> [AIM OF THE EXERCISE] Give back every line of the material exactly. Skip the pictures.

> [ENTRIES PROVIDED]
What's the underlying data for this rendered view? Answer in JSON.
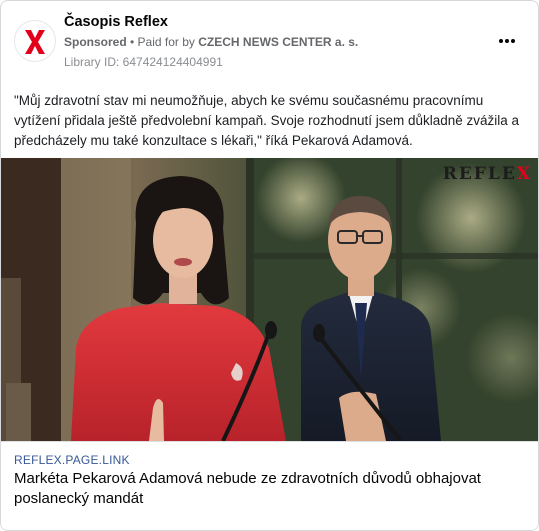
{
  "post": {
    "page_name": "Časopis Reflex",
    "sponsored_label": "Sponsored",
    "separator": " • ",
    "paid_for_prefix": "Paid for by ",
    "advertiser": "CZECH NEWS CENTER a. s.",
    "library_id": "Library ID: 647424124404991",
    "more_icon": "more-horizontal-icon",
    "text": "\"Můj zdravotní stav mi neumožňuje, abych ke svému současnému pracovnímu vytížení přidala ještě předvolební kampaň. Svoje rozhodnutí jsem důkladně zvážila a předcházely mu také konzultace s lékaři,\" říká Pekarová Adamová."
  },
  "media": {
    "watermark_text": "REFLE",
    "watermark_x": "X",
    "brand_red": "#e3001b"
  },
  "link": {
    "domain": "REFLEX.PAGE.LINK",
    "title": "Markéta Pekarová Adamová nebude ze zdravotních důvodů obhajovat poslanecký mandát"
  }
}
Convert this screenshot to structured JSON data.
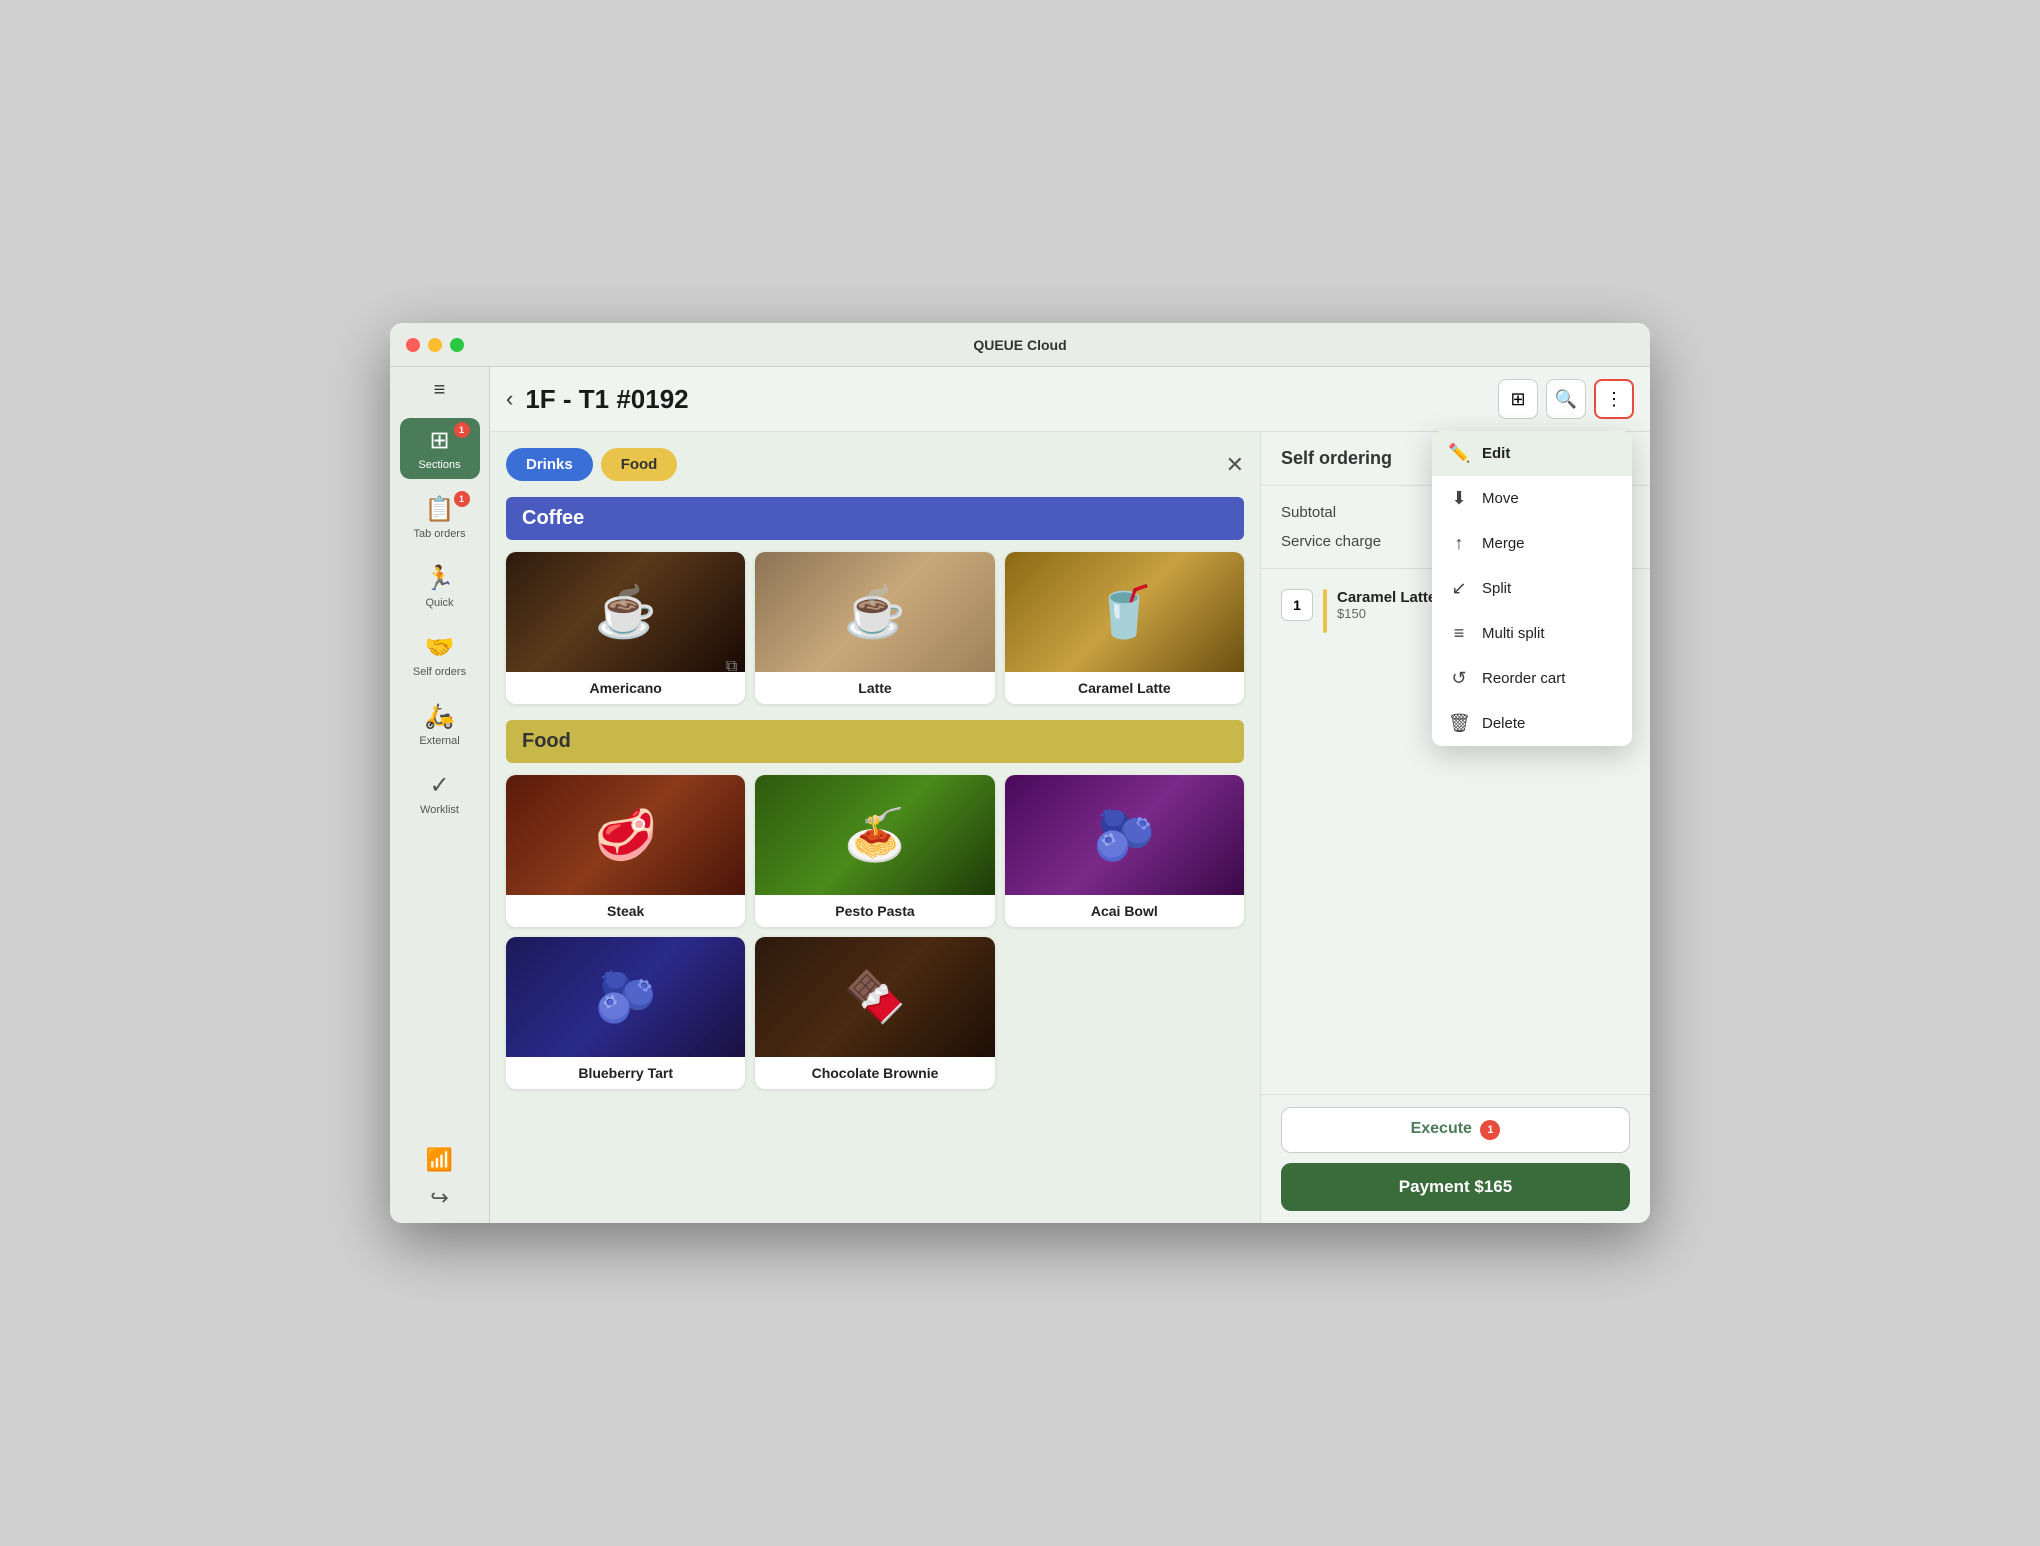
{
  "window": {
    "title": "QUEUE Cloud"
  },
  "header": {
    "back_label": "‹",
    "page_title": "1F - T1 #0192"
  },
  "sidebar": {
    "hamburger": "≡",
    "items": [
      {
        "id": "sections",
        "label": "Sections",
        "icon": "⊞",
        "active": true,
        "badge": 1
      },
      {
        "id": "tab-orders",
        "label": "Tab orders",
        "icon": "📋",
        "active": false,
        "badge": 1
      },
      {
        "id": "quick",
        "label": "Quick",
        "icon": "🏃",
        "active": false,
        "badge": 0
      },
      {
        "id": "self-orders",
        "label": "Self orders",
        "icon": "🤝",
        "active": false,
        "badge": 0
      },
      {
        "id": "external",
        "label": "External",
        "icon": "🛵",
        "active": false,
        "badge": 0
      },
      {
        "id": "worklist",
        "label": "Worklist",
        "icon": "✓",
        "active": false,
        "badge": 0
      }
    ],
    "wifi_icon": "wifi",
    "logout_icon": "logout"
  },
  "filters": {
    "buttons": [
      {
        "id": "drinks",
        "label": "Drinks",
        "style": "active-blue"
      },
      {
        "id": "food",
        "label": "Food",
        "style": "active-yellow"
      }
    ],
    "close_label": "✕"
  },
  "sections": [
    {
      "id": "coffee",
      "label": "Coffee",
      "style": "coffee",
      "items": [
        {
          "id": "americano",
          "name": "Americano",
          "img_class": "img-americano",
          "copy": true
        },
        {
          "id": "latte",
          "name": "Latte",
          "img_class": "img-latte",
          "copy": false
        },
        {
          "id": "caramel-latte",
          "name": "Caramel Latte",
          "img_class": "img-caramel",
          "copy": false
        }
      ]
    },
    {
      "id": "food",
      "label": "Food",
      "style": "food",
      "items": [
        {
          "id": "steak",
          "name": "Steak",
          "img_class": "img-steak",
          "copy": false
        },
        {
          "id": "pesto-pasta",
          "name": "Pesto Pasta",
          "img_class": "img-pasta",
          "copy": false
        },
        {
          "id": "acai-bowl",
          "name": "Acai Bowl",
          "img_class": "img-acai",
          "copy": false
        },
        {
          "id": "blueberry-tart",
          "name": "Blueberry Tart",
          "img_class": "img-blueberry",
          "copy": false
        },
        {
          "id": "chocolate-brownie",
          "name": "Chocolate Brownie",
          "img_class": "img-brownie",
          "copy": false
        }
      ]
    }
  ],
  "right_panel": {
    "order_title": "Self ordering",
    "subtotal_label": "Subtotal",
    "service_charge_label": "Service charge",
    "order_items": [
      {
        "qty": 1,
        "name": "Caramel Latte",
        "price": "$150",
        "accent": true
      }
    ],
    "execute_label": "Execute",
    "execute_badge": "1",
    "payment_label": "Payment $165"
  },
  "dropdown": {
    "items": [
      {
        "id": "edit",
        "icon": "✏️",
        "label": "Edit",
        "highlighted": true
      },
      {
        "id": "move",
        "icon": "⬇️",
        "label": "Move",
        "highlighted": false
      },
      {
        "id": "merge",
        "icon": "↑",
        "label": "Merge",
        "highlighted": false
      },
      {
        "id": "split",
        "icon": "↙",
        "label": "Split",
        "highlighted": false
      },
      {
        "id": "multi-split",
        "icon": "≡",
        "label": "Multi split",
        "highlighted": false
      },
      {
        "id": "reorder-cart",
        "icon": "↺",
        "label": "Reorder cart",
        "highlighted": false
      },
      {
        "id": "delete",
        "icon": "🗑",
        "label": "Delete",
        "highlighted": false
      }
    ]
  },
  "colors": {
    "accent_green": "#4a7c59",
    "section_blue": "#4a5bbf",
    "section_yellow": "#c8b84a",
    "btn_blue": "#3a6fd8",
    "btn_yellow": "#e8c54a",
    "payment_green": "#3a6b3a",
    "badge_red": "#e74c3c"
  }
}
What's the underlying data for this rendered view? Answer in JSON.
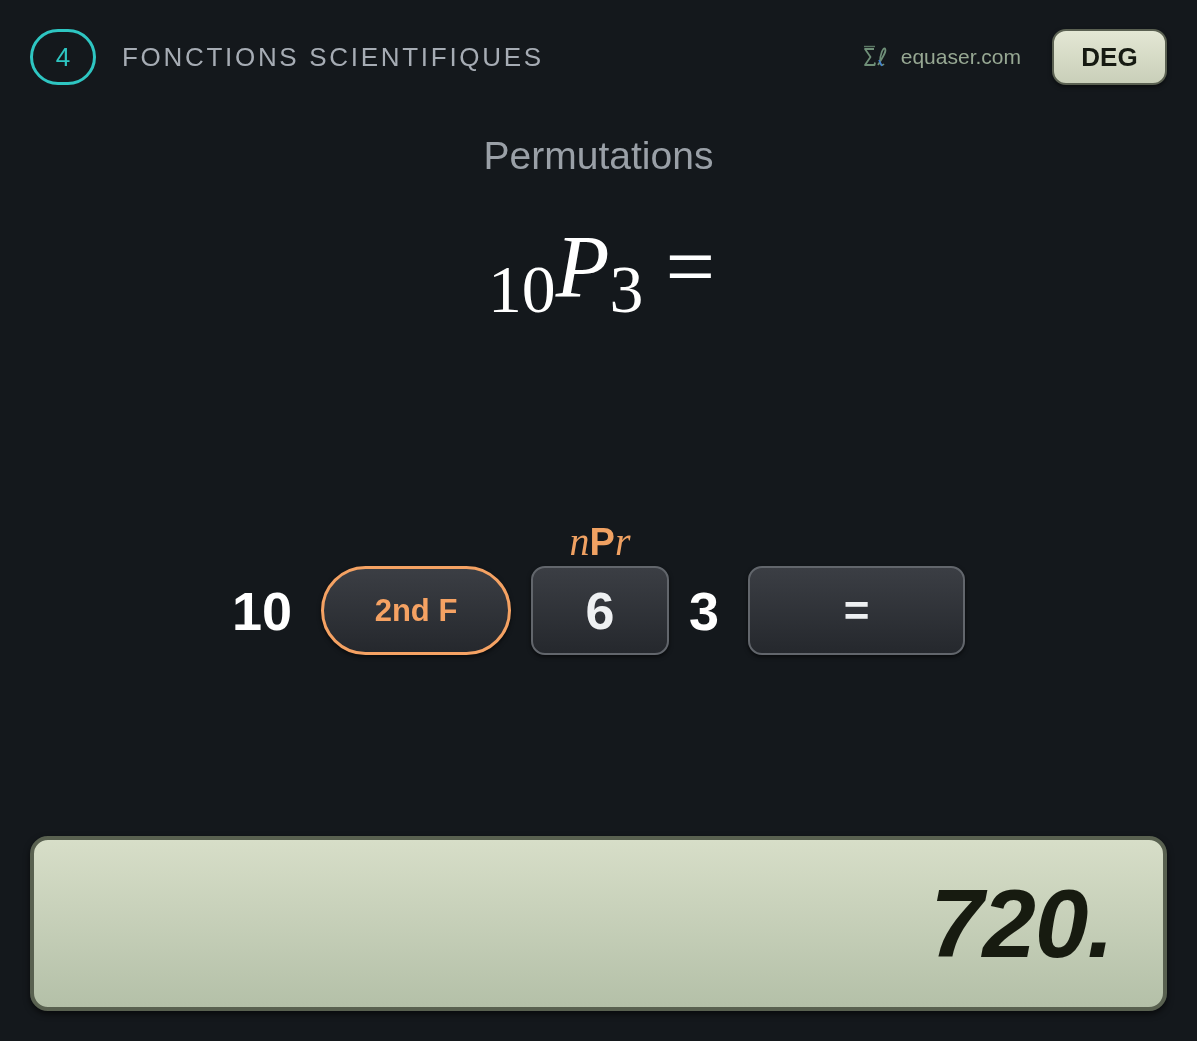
{
  "header": {
    "step": "4",
    "title": "FONCTIONS SCIENTIFIQUES",
    "site": "equaser.com",
    "angle_mode": "DEG"
  },
  "function_name": "Permutations",
  "formula": "$_{10}$*P*$_{3}$ =",
  "key_sequence": [
    {
      "kind": "number",
      "text": "10"
    },
    {
      "kind": "shift_key",
      "label": "2nd F"
    },
    {
      "kind": "key",
      "label": "6",
      "second_function": [
        {
          "text": "n",
          "italic": true
        },
        {
          "text": "P",
          "italic": false
        },
        {
          "text": "r",
          "italic": true
        }
      ]
    },
    {
      "kind": "number",
      "text": "3"
    },
    {
      "kind": "wide_key",
      "label": "="
    }
  ],
  "display": {
    "value": "720."
  }
}
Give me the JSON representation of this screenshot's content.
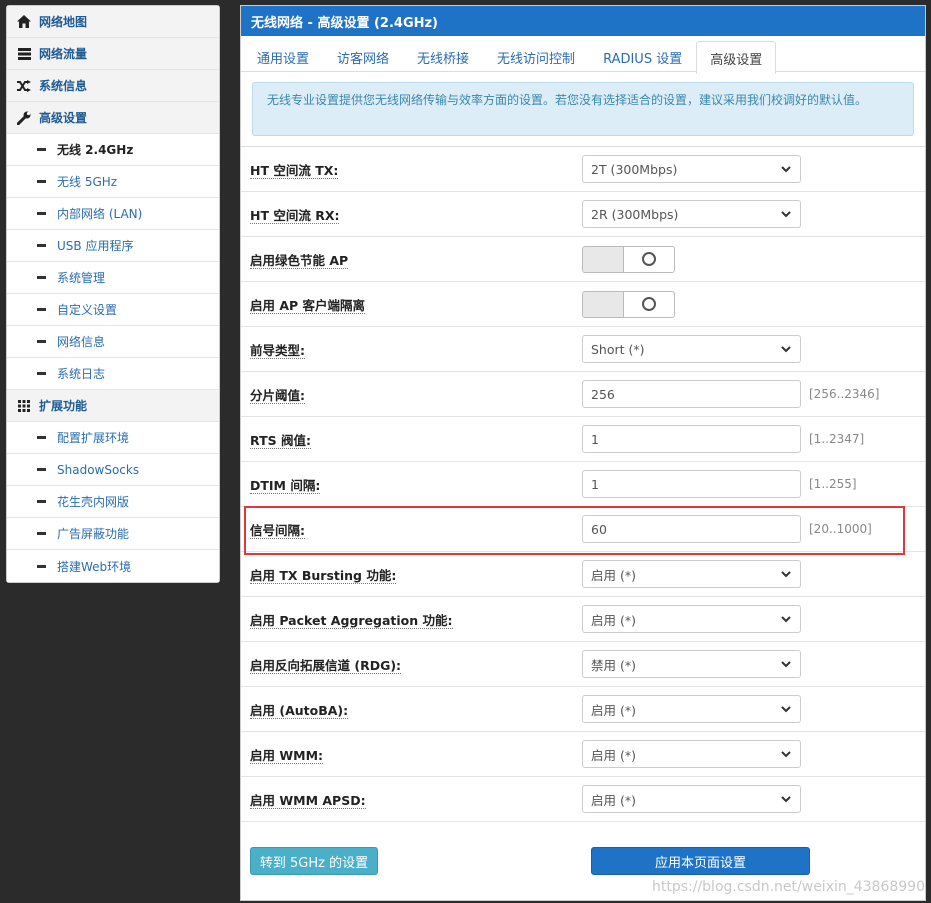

> [RESULT OF THIS TASK]
What's the underlying data for this rendered view? Answer in JSON.
{
  "post": {
    "page_name": "Časopis Reflex",
    "sponsored_label": "Sponsored",
    "separator": " • ",
    "paid_for_prefix": "Paid for by ",
    "advertiser": "CZECH NEWS CENTER a. s.",
    "library_id": "Library ID: 647424124404991",
    "more_icon": "more-horizontal-icon",
    "text": "\"Můj zdravotní stav mi neumožňuje, abych ke svému současnému pracovnímu vytížení přidala ještě předvolební kampaň. Svoje rozhodnutí jsem důkladně zvážila a předcházely mu také konzultace s lékaři,\" říká Pekarová Adamová."
  },
  "media": {
    "watermark_text": "REFLE",
    "watermark_x": "X",
    "brand_red": "#e3001b"
  },
  "link": {
    "domain": "REFLEX.PAGE.LINK",
    "title": "Markéta Pekarová Adamová nebude ze zdravotních důvodů obhajovat poslanecký mandát"
  }
}
Convert this screenshot to structured JSON data.
{
  "window": {
    "title": "QUEUE Cloud"
  },
  "header": {
    "back_label": "‹",
    "page_title": "1F - T1 #0192"
  },
  "sidebar": {
    "hamburger": "≡",
    "items": [
      {
        "id": "sections",
        "label": "Sections",
        "icon": "⊞",
        "active": true,
        "badge": 1
      },
      {
        "id": "tab-orders",
        "label": "Tab orders",
        "icon": "📋",
        "active": false,
        "badge": 1
      },
      {
        "id": "quick",
        "label": "Quick",
        "icon": "🏃",
        "active": false,
        "badge": 0
      },
      {
        "id": "self-orders",
        "label": "Self orders",
        "icon": "🤝",
        "active": false,
        "badge": 0
      },
      {
        "id": "external",
        "label": "External",
        "icon": "🛵",
        "active": false,
        "badge": 0
      },
      {
        "id": "worklist",
        "label": "Worklist",
        "icon": "✓",
        "active": false,
        "badge": 0
      }
    ],
    "wifi_icon": "wifi",
    "logout_icon": "logout"
  },
  "filters": {
    "buttons": [
      {
        "id": "drinks",
        "label": "Drinks",
        "style": "active-blue"
      },
      {
        "id": "food",
        "label": "Food",
        "style": "active-yellow"
      }
    ],
    "close_label": "✕"
  },
  "sections": [
    {
      "id": "coffee",
      "label": "Coffee",
      "style": "coffee",
      "items": [
        {
          "id": "americano",
          "name": "Americano",
          "img_class": "img-americano",
          "copy": true
        },
        {
          "id": "latte",
          "name": "Latte",
          "img_class": "img-latte",
          "copy": false
        },
        {
          "id": "caramel-latte",
          "name": "Caramel Latte",
          "img_class": "img-caramel",
          "copy": false
        }
      ]
    },
    {
      "id": "food",
      "label": "Food",
      "style": "food",
      "items": [
        {
          "id": "steak",
          "name": "Steak",
          "img_class": "img-steak",
          "copy": false
        },
        {
          "id": "pesto-pasta",
          "name": "Pesto Pasta",
          "img_class": "img-pasta",
          "copy": false
        },
        {
          "id": "acai-bowl",
          "name": "Acai Bowl",
          "img_class": "img-acai",
          "copy": false
        },
        {
          "id": "blueberry-tart",
          "name": "Blueberry Tart",
          "img_class": "img-blueberry",
          "copy": false
        },
        {
          "id": "chocolate-brownie",
          "name": "Chocolate Brownie",
          "img_class": "img-brownie",
          "copy": false
        }
      ]
    }
  ],
  "right_panel": {
    "order_title": "Self ordering",
    "subtotal_label": "Subtotal",
    "service_charge_label": "Service charge",
    "order_items": [
      {
        "qty": 1,
        "name": "Caramel Latte",
        "price": "$150",
        "accent": true
      }
    ],
    "execute_label": "Execute",
    "execute_badge": "1",
    "payment_label": "Payment $165"
  },
  "dropdown": {
    "items": [
      {
        "id": "edit",
        "icon": "✏️",
        "label": "Edit",
        "highlighted": true
      },
      {
        "id": "move",
        "icon": "⬇️",
        "label": "Move",
        "highlighted": false
      },
      {
        "id": "merge",
        "icon": "↑",
        "label": "Merge",
        "highlighted": false
      },
      {
        "id": "split",
        "icon": "↙",
        "label": "Split",
        "highlighted": false
      },
      {
        "id": "multi-split",
        "icon": "≡",
        "label": "Multi split",
        "highlighted": false
      },
      {
        "id": "reorder-cart",
        "icon": "↺",
        "label": "Reorder cart",
        "highlighted": false
      },
      {
        "id": "delete",
        "icon": "🗑",
        "label": "Delete",
        "highlighted": false
      }
    ]
  },
  "colors": {
    "accent_green": "#4a7c59",
    "section_blue": "#4a5bbf",
    "section_yellow": "#c8b84a",
    "btn_blue": "#3a6fd8",
    "btn_yellow": "#e8c54a",
    "payment_green": "#3a6b3a",
    "badge_red": "#e74c3c"
  }
}
What's the underlying data for this rendered view? Answer in JSON.
{
  "header": {
    "step": "4",
    "title": "FONCTIONS SCIENTIFIQUES",
    "site": "equaser.com",
    "angle_mode": "DEG"
  },
  "function_name": "Permutations",
  "formula": "$_{10}$*P*$_{3}$ =",
  "key_sequence": [
    {
      "kind": "number",
      "text": "10"
    },
    {
      "kind": "shift_key",
      "label": "2nd F"
    },
    {
      "kind": "key",
      "label": "6",
      "second_function": [
        {
          "text": "n",
          "italic": true
        },
        {
          "text": "P",
          "italic": false
        },
        {
          "text": "r",
          "italic": true
        }
      ]
    },
    {
      "kind": "number",
      "text": "3"
    },
    {
      "kind": "wide_key",
      "label": "="
    }
  ],
  "display": {
    "value": "720."
  }
}
Give me the JSON representation of this screenshot's content.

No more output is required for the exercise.